Columbia Professor Charles Calomiris alludes to this in Fragile by Design: "Given an environment in which risk-taking with borrowed money was considered normal, it is easy to understand why some bankers, particularly those who were having trouble competing against more efficient rivals, decided that the right strategy was to throw caution to the wind."
Warren Buffett, the most successful bank stock investor of all time, has similarly identified efficiency as one of only two ways that a company in a commoditized and highly competitive industry like banking can outperform its peers as well as the broader market.
As Buffett wrote in his 1987 letter to shareholders:
The insurance industry [which, for our purposes, is indistinguishable from the bank industry] is cursed with a set of dismal economic characteristics that make for a poor long-term outlook: hundreds of competitors, ease of entry, and a product that cannot be differentiated in any meaningful way. In such a commodity-like business, only a very low-cost operator or someone operating in a protected, and usually small, niche can sustain high profitability levels.
That US Bancorp has chosen such a hard line on expenses -- how much difference does free coffee actually make to a $410 billion bank? -- will come as no surprise to people who have watched it evolve over the years.
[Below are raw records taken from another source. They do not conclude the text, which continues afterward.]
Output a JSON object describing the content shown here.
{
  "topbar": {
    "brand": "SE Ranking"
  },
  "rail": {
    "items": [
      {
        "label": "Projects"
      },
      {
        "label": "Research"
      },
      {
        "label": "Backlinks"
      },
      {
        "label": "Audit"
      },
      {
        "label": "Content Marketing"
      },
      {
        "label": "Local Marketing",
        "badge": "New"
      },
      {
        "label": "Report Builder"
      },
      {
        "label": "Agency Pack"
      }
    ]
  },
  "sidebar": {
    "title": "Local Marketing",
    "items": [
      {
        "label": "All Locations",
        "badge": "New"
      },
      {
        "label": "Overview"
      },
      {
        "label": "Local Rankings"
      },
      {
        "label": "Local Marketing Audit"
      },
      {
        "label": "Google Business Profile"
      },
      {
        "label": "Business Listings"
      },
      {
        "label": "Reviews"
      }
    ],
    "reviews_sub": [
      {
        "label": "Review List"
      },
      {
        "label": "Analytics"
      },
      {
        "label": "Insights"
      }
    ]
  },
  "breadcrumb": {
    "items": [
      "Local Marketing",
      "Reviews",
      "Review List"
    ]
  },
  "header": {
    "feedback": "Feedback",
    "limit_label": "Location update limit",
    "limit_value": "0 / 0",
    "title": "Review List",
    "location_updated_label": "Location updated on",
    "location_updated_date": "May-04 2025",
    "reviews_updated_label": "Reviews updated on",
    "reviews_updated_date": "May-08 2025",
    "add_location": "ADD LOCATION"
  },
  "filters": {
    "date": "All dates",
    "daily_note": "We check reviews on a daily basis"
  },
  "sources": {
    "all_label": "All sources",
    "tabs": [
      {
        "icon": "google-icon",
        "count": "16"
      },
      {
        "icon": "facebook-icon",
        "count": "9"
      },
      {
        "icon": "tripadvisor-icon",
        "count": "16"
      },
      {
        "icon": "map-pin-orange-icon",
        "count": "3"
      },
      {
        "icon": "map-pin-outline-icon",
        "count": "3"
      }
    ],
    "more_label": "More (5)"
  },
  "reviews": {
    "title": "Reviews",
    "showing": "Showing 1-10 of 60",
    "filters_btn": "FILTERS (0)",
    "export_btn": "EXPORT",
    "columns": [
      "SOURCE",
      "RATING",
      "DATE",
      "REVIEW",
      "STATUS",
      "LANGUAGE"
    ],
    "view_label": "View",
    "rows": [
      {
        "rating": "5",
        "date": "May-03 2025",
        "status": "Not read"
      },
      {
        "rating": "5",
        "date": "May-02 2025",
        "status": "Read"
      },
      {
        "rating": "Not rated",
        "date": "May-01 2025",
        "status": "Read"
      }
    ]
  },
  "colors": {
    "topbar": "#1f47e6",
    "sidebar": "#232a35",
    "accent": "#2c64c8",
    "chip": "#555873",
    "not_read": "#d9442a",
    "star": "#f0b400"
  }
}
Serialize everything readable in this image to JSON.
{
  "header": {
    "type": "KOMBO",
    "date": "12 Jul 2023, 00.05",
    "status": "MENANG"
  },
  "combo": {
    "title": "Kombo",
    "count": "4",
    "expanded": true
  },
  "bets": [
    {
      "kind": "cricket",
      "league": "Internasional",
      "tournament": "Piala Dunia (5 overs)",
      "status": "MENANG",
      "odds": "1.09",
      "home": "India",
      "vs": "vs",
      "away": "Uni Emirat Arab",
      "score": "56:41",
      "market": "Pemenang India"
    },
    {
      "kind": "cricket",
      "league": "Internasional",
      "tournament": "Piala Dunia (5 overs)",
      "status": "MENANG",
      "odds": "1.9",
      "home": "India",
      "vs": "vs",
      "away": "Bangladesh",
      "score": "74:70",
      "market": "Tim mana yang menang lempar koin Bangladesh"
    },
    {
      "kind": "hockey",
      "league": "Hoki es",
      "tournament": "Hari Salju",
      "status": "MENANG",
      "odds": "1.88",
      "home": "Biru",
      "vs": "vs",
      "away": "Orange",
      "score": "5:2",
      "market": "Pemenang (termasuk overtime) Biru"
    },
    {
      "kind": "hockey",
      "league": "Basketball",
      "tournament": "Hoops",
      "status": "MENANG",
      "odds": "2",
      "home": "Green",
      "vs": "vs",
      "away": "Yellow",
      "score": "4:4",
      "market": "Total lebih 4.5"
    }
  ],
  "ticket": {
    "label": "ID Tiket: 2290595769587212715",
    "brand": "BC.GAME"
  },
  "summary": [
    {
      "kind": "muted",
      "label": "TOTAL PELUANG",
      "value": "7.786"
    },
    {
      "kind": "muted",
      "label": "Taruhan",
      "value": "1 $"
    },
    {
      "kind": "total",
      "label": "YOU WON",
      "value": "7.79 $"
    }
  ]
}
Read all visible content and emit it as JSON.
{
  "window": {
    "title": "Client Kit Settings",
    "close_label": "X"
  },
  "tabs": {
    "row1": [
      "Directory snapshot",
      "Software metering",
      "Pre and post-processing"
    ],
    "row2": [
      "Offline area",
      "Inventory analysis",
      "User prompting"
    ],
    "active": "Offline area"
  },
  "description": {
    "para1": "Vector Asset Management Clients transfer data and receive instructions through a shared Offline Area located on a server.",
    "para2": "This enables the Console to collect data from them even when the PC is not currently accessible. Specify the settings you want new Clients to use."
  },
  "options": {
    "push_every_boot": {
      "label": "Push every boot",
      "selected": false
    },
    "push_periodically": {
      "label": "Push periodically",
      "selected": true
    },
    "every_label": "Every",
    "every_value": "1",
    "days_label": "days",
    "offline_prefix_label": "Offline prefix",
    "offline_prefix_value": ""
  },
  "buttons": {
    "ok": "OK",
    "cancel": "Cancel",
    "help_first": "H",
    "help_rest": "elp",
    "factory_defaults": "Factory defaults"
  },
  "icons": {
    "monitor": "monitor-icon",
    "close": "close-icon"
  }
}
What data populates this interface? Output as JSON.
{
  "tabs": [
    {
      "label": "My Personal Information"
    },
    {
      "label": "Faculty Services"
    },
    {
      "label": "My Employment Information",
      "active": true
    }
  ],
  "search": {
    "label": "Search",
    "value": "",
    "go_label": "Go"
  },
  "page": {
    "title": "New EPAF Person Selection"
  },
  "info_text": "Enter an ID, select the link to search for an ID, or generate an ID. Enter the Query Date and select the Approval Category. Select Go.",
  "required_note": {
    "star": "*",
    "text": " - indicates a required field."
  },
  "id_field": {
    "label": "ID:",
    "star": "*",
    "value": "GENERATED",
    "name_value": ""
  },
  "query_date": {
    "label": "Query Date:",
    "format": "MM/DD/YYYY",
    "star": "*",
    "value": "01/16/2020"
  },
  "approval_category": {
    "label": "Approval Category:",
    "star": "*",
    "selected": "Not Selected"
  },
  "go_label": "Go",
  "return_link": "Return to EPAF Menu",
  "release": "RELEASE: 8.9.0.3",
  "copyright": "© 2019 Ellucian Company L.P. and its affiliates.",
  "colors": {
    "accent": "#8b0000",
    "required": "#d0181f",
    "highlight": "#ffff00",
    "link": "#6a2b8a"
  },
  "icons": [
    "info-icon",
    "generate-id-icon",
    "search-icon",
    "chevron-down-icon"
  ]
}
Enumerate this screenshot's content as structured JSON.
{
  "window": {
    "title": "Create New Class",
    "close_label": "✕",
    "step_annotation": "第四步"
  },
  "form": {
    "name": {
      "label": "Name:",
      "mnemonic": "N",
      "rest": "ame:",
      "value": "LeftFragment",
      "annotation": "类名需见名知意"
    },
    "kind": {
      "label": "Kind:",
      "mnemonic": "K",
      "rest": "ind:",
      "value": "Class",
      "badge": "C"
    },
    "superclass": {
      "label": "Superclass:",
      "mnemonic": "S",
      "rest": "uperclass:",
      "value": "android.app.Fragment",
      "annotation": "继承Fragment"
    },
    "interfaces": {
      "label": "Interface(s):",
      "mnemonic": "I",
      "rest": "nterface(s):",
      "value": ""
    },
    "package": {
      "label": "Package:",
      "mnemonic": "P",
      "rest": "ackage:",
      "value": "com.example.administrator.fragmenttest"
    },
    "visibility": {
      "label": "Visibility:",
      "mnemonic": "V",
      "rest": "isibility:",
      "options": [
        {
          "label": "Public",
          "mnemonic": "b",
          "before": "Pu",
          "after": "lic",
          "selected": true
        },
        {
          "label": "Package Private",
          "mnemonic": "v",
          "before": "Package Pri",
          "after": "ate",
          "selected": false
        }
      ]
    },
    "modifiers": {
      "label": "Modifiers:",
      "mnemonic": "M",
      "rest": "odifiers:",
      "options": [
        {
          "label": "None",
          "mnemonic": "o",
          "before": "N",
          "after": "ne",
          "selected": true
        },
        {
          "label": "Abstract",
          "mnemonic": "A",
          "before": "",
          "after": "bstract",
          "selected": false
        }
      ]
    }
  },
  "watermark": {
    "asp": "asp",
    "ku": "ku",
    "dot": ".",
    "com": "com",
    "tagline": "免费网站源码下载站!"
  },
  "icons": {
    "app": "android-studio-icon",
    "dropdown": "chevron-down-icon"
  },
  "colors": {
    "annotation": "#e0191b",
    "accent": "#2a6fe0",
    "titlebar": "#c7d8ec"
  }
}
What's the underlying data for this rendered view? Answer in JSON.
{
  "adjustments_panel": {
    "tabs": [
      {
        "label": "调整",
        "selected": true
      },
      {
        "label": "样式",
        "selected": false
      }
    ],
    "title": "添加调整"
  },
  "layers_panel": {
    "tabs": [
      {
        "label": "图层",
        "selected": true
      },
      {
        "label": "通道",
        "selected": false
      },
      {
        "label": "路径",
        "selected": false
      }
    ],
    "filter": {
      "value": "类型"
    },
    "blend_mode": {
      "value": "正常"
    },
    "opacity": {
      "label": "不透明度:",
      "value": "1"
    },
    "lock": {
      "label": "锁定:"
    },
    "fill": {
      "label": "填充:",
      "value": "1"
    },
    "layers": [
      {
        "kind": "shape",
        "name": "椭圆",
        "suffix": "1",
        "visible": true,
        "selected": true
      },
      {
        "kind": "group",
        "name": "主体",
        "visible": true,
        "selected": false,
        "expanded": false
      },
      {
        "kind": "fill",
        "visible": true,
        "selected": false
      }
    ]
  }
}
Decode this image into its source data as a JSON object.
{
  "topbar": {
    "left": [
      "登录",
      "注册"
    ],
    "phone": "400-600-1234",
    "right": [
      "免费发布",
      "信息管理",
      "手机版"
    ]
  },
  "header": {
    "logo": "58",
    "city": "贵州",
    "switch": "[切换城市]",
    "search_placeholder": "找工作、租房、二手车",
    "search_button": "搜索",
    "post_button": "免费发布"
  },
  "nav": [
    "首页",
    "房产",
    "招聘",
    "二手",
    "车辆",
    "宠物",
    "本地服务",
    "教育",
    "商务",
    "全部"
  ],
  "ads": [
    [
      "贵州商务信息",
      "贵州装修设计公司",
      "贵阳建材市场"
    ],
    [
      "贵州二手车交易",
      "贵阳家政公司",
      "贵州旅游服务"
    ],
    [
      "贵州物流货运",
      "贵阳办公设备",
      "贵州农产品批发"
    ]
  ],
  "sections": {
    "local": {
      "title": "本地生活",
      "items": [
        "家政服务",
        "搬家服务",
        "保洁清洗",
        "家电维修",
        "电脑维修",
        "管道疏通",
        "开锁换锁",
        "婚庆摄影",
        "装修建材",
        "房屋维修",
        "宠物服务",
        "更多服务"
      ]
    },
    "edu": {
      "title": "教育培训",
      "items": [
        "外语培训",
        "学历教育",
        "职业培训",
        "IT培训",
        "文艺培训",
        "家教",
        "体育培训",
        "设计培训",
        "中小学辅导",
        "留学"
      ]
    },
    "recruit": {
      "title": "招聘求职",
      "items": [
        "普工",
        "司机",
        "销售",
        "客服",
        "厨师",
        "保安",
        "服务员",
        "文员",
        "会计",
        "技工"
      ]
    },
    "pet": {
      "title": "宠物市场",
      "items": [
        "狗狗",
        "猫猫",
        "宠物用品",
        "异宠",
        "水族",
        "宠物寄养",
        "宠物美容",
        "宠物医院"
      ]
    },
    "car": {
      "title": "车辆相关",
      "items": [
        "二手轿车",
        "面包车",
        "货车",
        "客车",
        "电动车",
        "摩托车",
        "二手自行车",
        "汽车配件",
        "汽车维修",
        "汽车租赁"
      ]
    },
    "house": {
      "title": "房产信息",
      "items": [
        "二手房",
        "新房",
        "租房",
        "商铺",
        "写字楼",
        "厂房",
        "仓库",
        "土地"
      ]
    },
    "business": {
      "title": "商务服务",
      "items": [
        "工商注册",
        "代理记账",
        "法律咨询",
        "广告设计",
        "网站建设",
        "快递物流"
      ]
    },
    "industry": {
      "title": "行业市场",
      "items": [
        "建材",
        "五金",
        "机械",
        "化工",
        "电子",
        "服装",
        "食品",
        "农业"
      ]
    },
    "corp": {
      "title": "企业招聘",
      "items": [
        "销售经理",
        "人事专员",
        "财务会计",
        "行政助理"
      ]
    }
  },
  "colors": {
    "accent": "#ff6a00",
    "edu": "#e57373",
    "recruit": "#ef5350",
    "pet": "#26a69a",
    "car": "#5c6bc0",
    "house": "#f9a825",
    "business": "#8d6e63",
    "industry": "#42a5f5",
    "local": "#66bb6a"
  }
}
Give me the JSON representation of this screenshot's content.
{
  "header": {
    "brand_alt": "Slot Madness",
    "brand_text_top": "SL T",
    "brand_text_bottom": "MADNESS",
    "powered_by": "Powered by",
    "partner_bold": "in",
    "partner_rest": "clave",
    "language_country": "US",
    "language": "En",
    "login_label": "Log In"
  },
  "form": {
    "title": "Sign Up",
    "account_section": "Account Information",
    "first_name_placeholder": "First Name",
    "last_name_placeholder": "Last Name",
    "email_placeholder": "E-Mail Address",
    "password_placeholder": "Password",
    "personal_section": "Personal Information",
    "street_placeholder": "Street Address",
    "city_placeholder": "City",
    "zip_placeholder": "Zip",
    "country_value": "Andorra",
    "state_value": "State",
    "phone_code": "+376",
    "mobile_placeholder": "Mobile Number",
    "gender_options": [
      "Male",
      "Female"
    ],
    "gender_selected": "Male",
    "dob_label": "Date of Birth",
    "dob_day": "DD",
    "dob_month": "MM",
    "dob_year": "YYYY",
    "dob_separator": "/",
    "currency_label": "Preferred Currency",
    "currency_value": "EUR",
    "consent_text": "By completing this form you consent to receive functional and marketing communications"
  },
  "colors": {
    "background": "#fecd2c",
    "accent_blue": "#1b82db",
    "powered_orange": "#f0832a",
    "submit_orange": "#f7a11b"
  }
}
Its current CEO, Richard Davis, formerly worked under Jerry Grundhofer, who, in turn, worked at Wells Fargo (NYSE:WFC) under Carl Reichardt, arguably the best big bank CEO since World War II -- the other contender is Walter Wriston, who led Citicorp (now Citigroup) from 1967 to 1984.
It was Reichardt who instilled the "Wells way," a method of operating that consists of robust revenue growth and expense control counterbalanced by equally aggressive risk management.
As Bank Director magazine's Jack Milligan wrote in 2000:
Grundhofer, like his 61-year-old brother, rose through the ranks of Wells Fargo bank in California. Both took to heart the 1980s-era cost management principles instilled by former Wells chief executive Carl Reichardt. Jerry would later adapt what became known as the "Wells way" -- an intense focus on efficiency balanced by strategic investments and generous employee incentives -- into what might be terms a "Firstar way."
(The US Bancorp we know today came from Minneapolis-based Firstar's 2001 acquisition of Oregon-based US Bancorp.)
The takeaway for investors is this: If you're looking for a great bank stock, your objective should be to find one that, like US Bancorp, understands and appreciates the connection between free coffee and outstanding shareholder returns.
John Maxfield has no position in any stocks mentioned. The Motley Fool recommends Wells Fargo. The Motley Fool owns shares of Wells Fargo. Try any of our Foolish newsletter services free for 30 days. We Fools may not all hold the same opinions, but we all believe that considering a diverse range of insights makes us better investors. The Motley Fool has a disclosure policy.